There are no real characters in the film, only archetypes, and it is not hard to spot the thinly-disguised personalities on which they are based. No one is off limits in this film. From the Mayor to a couple of drug dealers, the L.A. Slasher is out to touch the lives of the corrupted or unlucky.
As for the talent, the film is filled to the rim. Whereas Mischa Barton and Marisa Lauren are at the center, it is the surrounding cast that really shines. Elizabeth Morris as The Heiress is particularly great and her dinner party scene while drugged up is a highlight. William Nicol as the CBuzz host who chimes in with news flashes reminds me why I don’t watch entertainment television. Abigail Wright as the reporter is perhaps the most grounded as the voice of reason and window into morality for most viewers (I hope). With all that going on, the scene-stealers of the film turn out to be Dave Bautista and Danny Trejo as two drug dealers on a mission, but not on the same page. As with most characters in the film, they are both funny and surprisingly authentic.

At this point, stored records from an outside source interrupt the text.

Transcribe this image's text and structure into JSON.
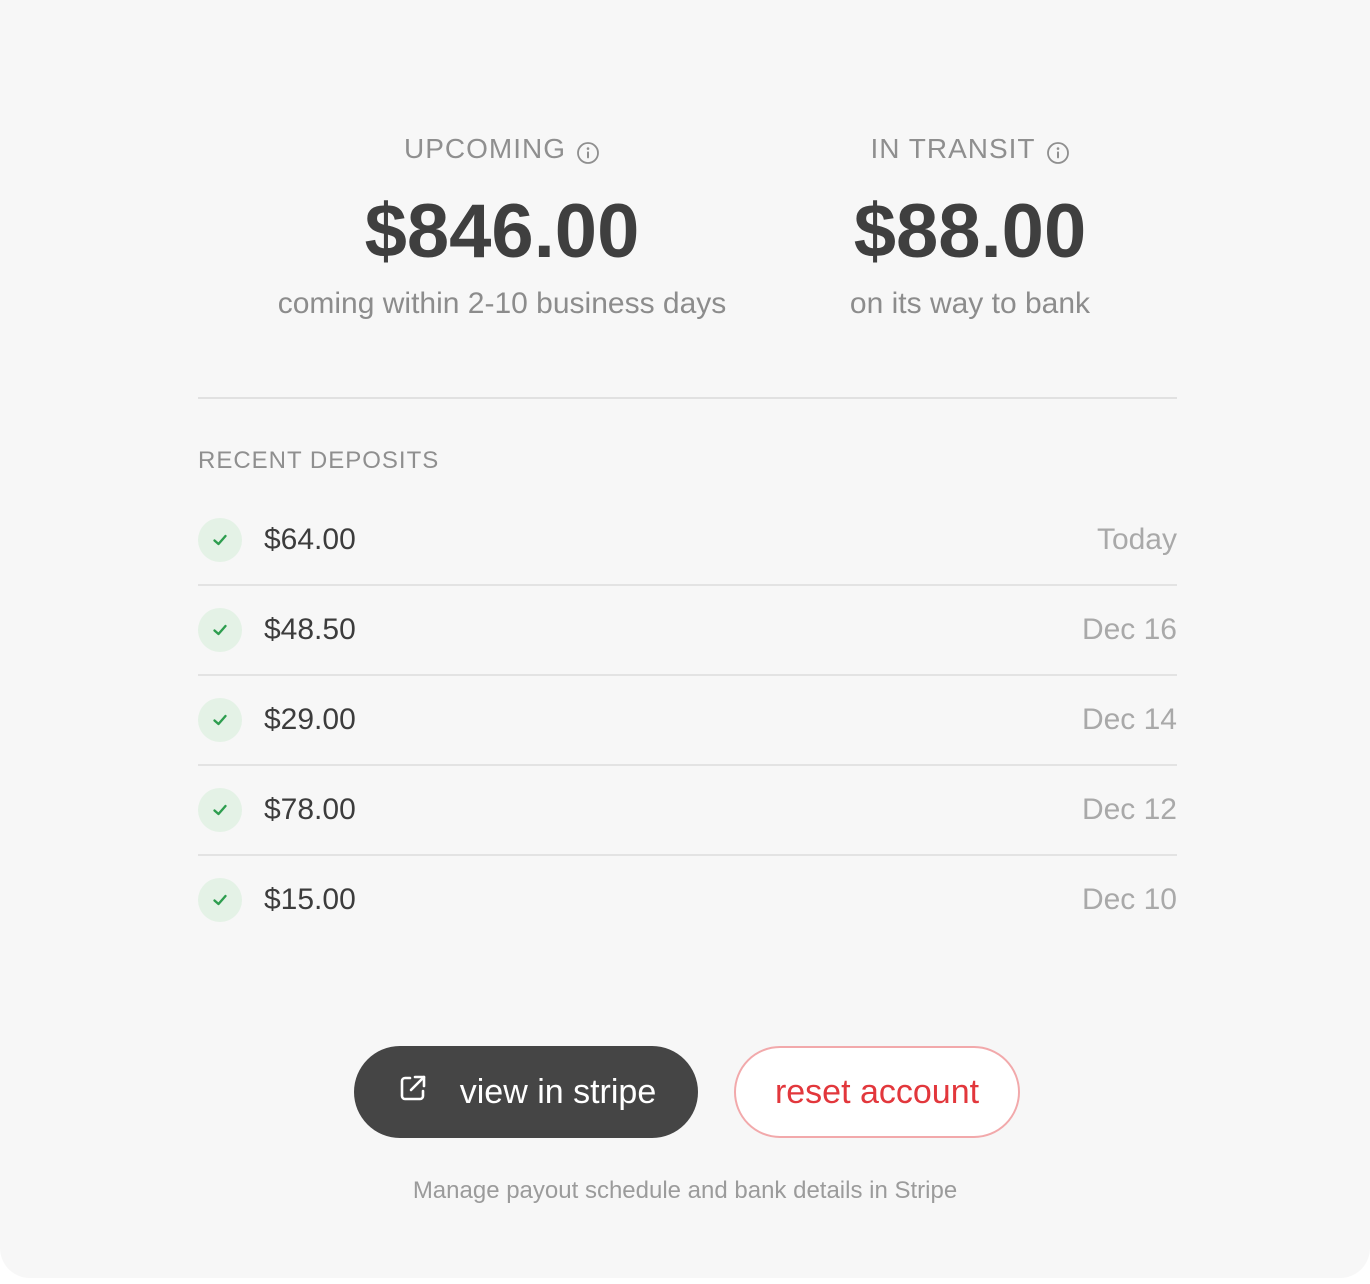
{
  "summary": {
    "upcoming": {
      "label": "UPCOMING",
      "amount": "$846.00",
      "subtitle": "coming within 2-10 business days"
    },
    "in_transit": {
      "label": "IN TRANSIT",
      "amount": "$88.00",
      "subtitle": "on its way to bank"
    }
  },
  "recent_deposits": {
    "title": "RECENT DEPOSITS",
    "items": [
      {
        "amount": "$64.00",
        "date": "Today",
        "status_icon": "check-icon"
      },
      {
        "amount": "$48.50",
        "date": "Dec 16",
        "status_icon": "check-icon"
      },
      {
        "amount": "$29.00",
        "date": "Dec 14",
        "status_icon": "check-icon"
      },
      {
        "amount": "$78.00",
        "date": "Dec 12",
        "status_icon": "check-icon"
      },
      {
        "amount": "$15.00",
        "date": "Dec 10",
        "status_icon": "check-icon"
      }
    ]
  },
  "actions": {
    "view_stripe_label": "view in stripe",
    "view_stripe_icon": "external-link-icon",
    "reset_label": "reset account"
  },
  "footnote": "Manage payout schedule and bank details in Stripe",
  "colors": {
    "success": "#2e9e4f",
    "success_bg": "#e4f2e6",
    "danger": "#e2373c",
    "primary_button": "#454545"
  }
}
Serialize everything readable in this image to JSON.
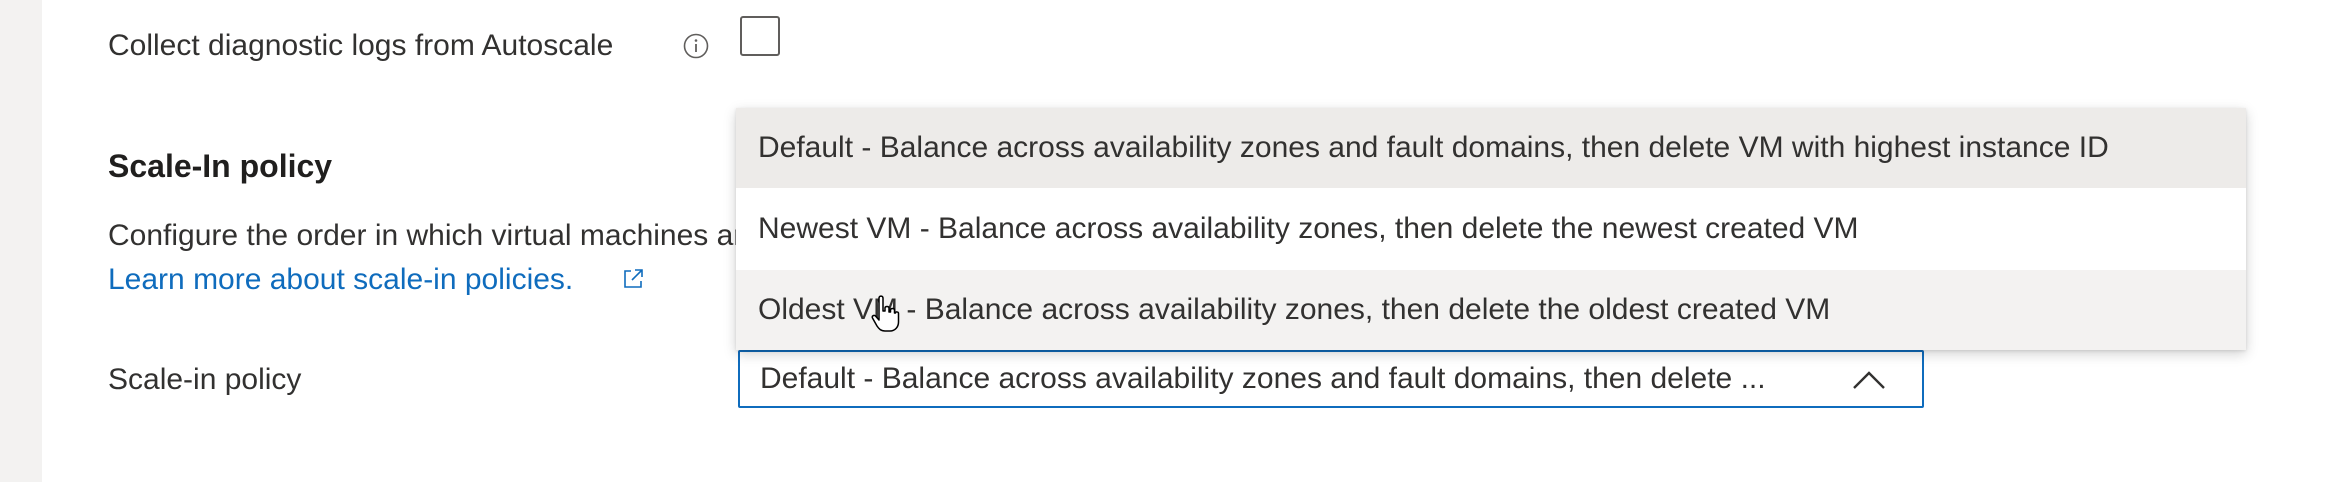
{
  "autoscale": {
    "diagnostic_label": "Collect diagnostic logs from Autoscale",
    "diagnostic_checked": false
  },
  "scale_in": {
    "section_title": "Scale-In policy",
    "description": "Configure the order in which virtual machines are selected for deletion during a scale-in operation.",
    "learn_more_link": "Learn more about scale-in policies.",
    "field_label": "Scale-in policy",
    "selected_value": "Default - Balance across availability zones and fault domains, then delete ...",
    "options": [
      {
        "label": "Default - Balance across availability zones and fault domains, then delete VM with highest instance ID"
      },
      {
        "label": "Newest VM - Balance across availability zones, then delete the newest created VM"
      },
      {
        "label": "Oldest VM - Balance across availability zones, then delete the oldest created VM"
      }
    ]
  },
  "colors": {
    "link": "#0f6cbd",
    "focus_border": "#0f6cbd",
    "text": "#323130"
  },
  "icons": {
    "info": "info-icon",
    "external": "external-link-icon",
    "chevron": "chevron-up-icon",
    "cursor": "hand-pointer-icon"
  }
}
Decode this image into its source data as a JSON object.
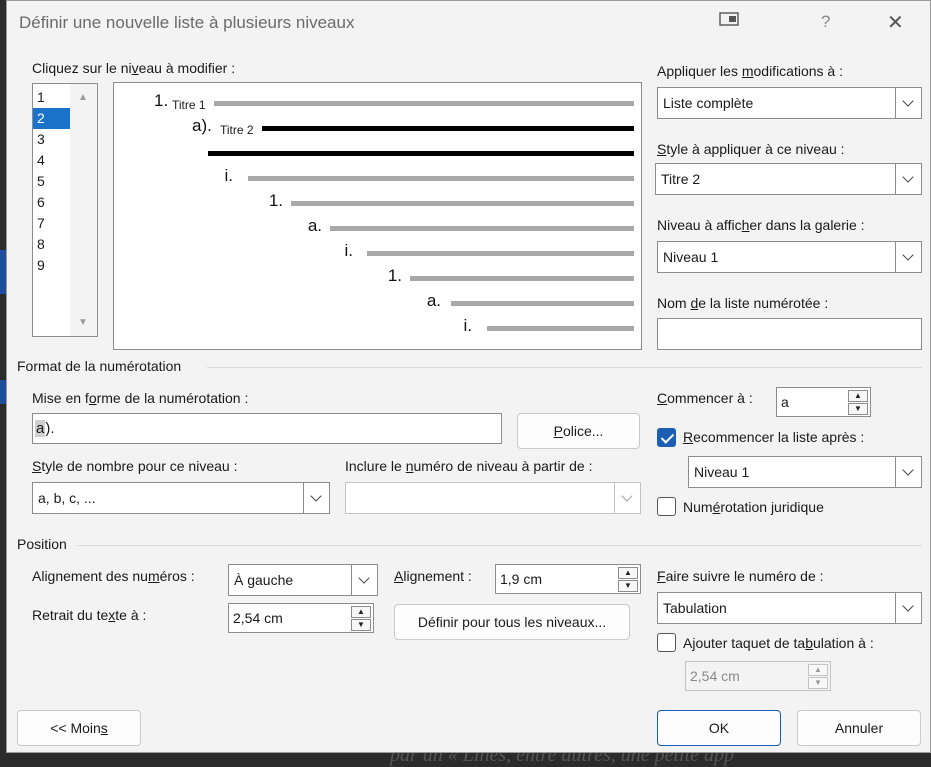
{
  "dialog": {
    "title": "Définir une nouvelle liste à plusieurs niveaux",
    "help": "?",
    "close": "✕"
  },
  "levels": {
    "label_a": "Cliquez sur le ni",
    "label_u": "v",
    "label_b": "eau à modifier :",
    "items": [
      "1",
      "2",
      "3",
      "4",
      "5",
      "6",
      "7",
      "8",
      "9"
    ],
    "selected": "2"
  },
  "preview": {
    "rows": [
      {
        "num": "1.",
        "title": "Titre 1"
      },
      {
        "num": "a).",
        "title": "Titre 2"
      },
      {
        "num": "",
        "title": ""
      },
      {
        "num": "i.",
        "title": ""
      },
      {
        "num": "1.",
        "title": ""
      },
      {
        "num": "a.",
        "title": ""
      },
      {
        "num": "i.",
        "title": ""
      },
      {
        "num": "1.",
        "title": ""
      },
      {
        "num": "a.",
        "title": ""
      },
      {
        "num": "i.",
        "title": ""
      }
    ]
  },
  "apply": {
    "label_a": "Appliquer les ",
    "label_u": "m",
    "label_b": "odifications à :",
    "value": "Liste complète"
  },
  "style_level": {
    "label_u": "S",
    "label_b": "tyle à appliquer à ce niveau :",
    "value": "Titre 2"
  },
  "gallery": {
    "label_a": "Niveau à affic",
    "label_u": "h",
    "label_b": "er dans la galerie :",
    "value": "Niveau 1"
  },
  "list_name": {
    "label_a": "Nom ",
    "label_u": "d",
    "label_b": "e la liste numérotée :",
    "value": ""
  },
  "numbering": {
    "section": "Format de la numérotation",
    "format_label_a": "Mise en f",
    "format_label_u": "o",
    "format_label_b": "rme de la numérotation :",
    "format_highlight": "a",
    "format_rest": ").",
    "font_button_u": "P",
    "font_button_b": "olice...",
    "numstyle_label_u": "S",
    "numstyle_label_b": "tyle de nombre pour ce niveau :",
    "numstyle_value": "a, b, c, ...",
    "include_label_a": "Inclure le ",
    "include_label_u": "n",
    "include_label_b": "uméro de niveau à partir de :",
    "include_value": "",
    "start_label_u": "C",
    "start_label_b": "ommencer à :",
    "start_value": "a",
    "restart_label_u": "R",
    "restart_label_b": "ecommencer la liste après :",
    "restart_checked": true,
    "restart_value": "Niveau 1",
    "legal_label_a": "Num",
    "legal_label_u": "é",
    "legal_label_b": "rotation juridique",
    "legal_checked": false
  },
  "position": {
    "section": "Position",
    "align_label_a": "Alignement des nu",
    "align_label_u": "m",
    "align_label_b": "éros :",
    "align_value": "À gauche",
    "at_label_u": "A",
    "at_label_b": "lignement :",
    "at_value": "1,9 cm",
    "indent_label_a": "Retrait du te",
    "indent_label_u": "x",
    "indent_label_b": "te à :",
    "indent_value": "2,54 cm",
    "all_levels_button": "Définir pour tous les niveaux...",
    "follow_label_u": "F",
    "follow_label_b": "aire suivre le numéro de :",
    "follow_value": "Tabulation",
    "tabstop_label_a": "Ajouter taquet de ta",
    "tabstop_label_u": "b",
    "tabstop_label_b": "ulation à :",
    "tabstop_checked": false,
    "tabstop_value": "2,54 cm"
  },
  "buttons": {
    "less_a": "<< Moin",
    "less_u": "s",
    "ok": "OK",
    "cancel": "Annuler"
  },
  "background_text": "par un « Lines, entre autres, une petite app"
}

Which brings us to the L.A. Slasher himself. We don’t learn much about him, but his ravings are that of someone who thinks he is right and knows that his actions are insane. He lives in a world of constant stimulation and blends into the chaos of the narrative. That being said, there are moments of realism that sent a chill down my spine. After a blood-soaked encounter, we see the slasher’s hand shaking uncontrollably as he attempts to pour a cup of coffee. It’s a blink and you miss it moment that adds a sense of reality to his actions (no pun intended). Andy Dick is the voice of the Slasher and plays him with a restrained madness that is both hilarious in pitch and creepy in tone.
L.A. Slasher is at its best, an odyssey through modern Los Angeles with strong echoes of Brett Easton Ellis. It is not about a linear plot, but the experience of living in these times and the morality of the people who populate it. Every action has multiple interpretations and the line between reality and fantasy is blurred as to create a lucid dream like state that is in effect like sleep walking through an acid trip. This is helped by the excellent 1980’s soundtrack featuring ABC’s “Look of Love”, Go West’s “King of Wishful Thinking” and Divine’s “I’m so Beautiful” among others.
There is a lot of comedy in the film. Not the kind that invokes belly laughs, but that knowing smirk because you’ve been there. At its heart, if L.A. Slasher disturbs for any reason, it should be because it really isn’t heightened at all. The Twitter-fueled world of high priced living and low empathy is our own, a world in which I live and interact daily. You can call it “Meta” or “self-aware”, but really, the film is just “current”. These are the times we live in.
Is the film for everyone? No. But good art shouldn’t be. It should be interpreted by the individual and value applied accordingly. The film is creepy at times, surreal, funny, and thought-provoking. It is bloody and bloodless and never gives you a clear line of life and death. This is a film that wants you to think. Is that a bad thing? Well, we live in a society where people don’t attend the school of thought on a regular basis. So again I say, you must see it and judge for yourself. But take the time to absorb it, because if you are only looking for surface thrills, you may end up the subject of the sequel.